◆ **Task objective**
Scan the records for the word "swatch". Report each line where it occurs.

Interface dataset entries
*** Block opens ***

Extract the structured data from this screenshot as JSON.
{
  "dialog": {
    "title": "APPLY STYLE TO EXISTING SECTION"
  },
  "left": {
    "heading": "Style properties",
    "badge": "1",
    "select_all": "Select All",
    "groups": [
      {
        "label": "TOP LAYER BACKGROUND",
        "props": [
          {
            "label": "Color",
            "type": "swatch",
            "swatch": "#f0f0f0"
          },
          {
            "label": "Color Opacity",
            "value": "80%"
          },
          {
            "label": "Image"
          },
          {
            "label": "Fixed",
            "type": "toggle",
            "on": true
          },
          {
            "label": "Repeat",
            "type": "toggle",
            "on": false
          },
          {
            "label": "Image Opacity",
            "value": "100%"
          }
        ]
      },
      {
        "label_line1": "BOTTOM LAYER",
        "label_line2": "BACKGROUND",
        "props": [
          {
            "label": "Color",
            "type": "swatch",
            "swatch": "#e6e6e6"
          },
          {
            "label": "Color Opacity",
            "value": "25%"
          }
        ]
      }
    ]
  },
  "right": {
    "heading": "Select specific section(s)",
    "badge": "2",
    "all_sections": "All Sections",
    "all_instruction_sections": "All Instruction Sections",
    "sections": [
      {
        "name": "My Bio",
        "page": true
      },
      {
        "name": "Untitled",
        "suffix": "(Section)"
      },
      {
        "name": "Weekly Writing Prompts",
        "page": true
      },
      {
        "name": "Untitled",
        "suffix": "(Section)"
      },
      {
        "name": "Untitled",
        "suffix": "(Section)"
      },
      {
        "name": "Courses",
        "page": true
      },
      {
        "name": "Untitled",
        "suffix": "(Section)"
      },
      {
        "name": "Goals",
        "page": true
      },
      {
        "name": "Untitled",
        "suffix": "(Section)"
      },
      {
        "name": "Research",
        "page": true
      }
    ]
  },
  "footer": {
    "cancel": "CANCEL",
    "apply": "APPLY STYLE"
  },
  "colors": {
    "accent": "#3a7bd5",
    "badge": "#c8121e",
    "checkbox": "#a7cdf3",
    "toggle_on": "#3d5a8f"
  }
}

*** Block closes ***

◆ **Exercise result**
            "type": "swatch",
            "swatch": "#f0f0f0"
            "type": "swatch",
            "swatch": "#e6e6e6"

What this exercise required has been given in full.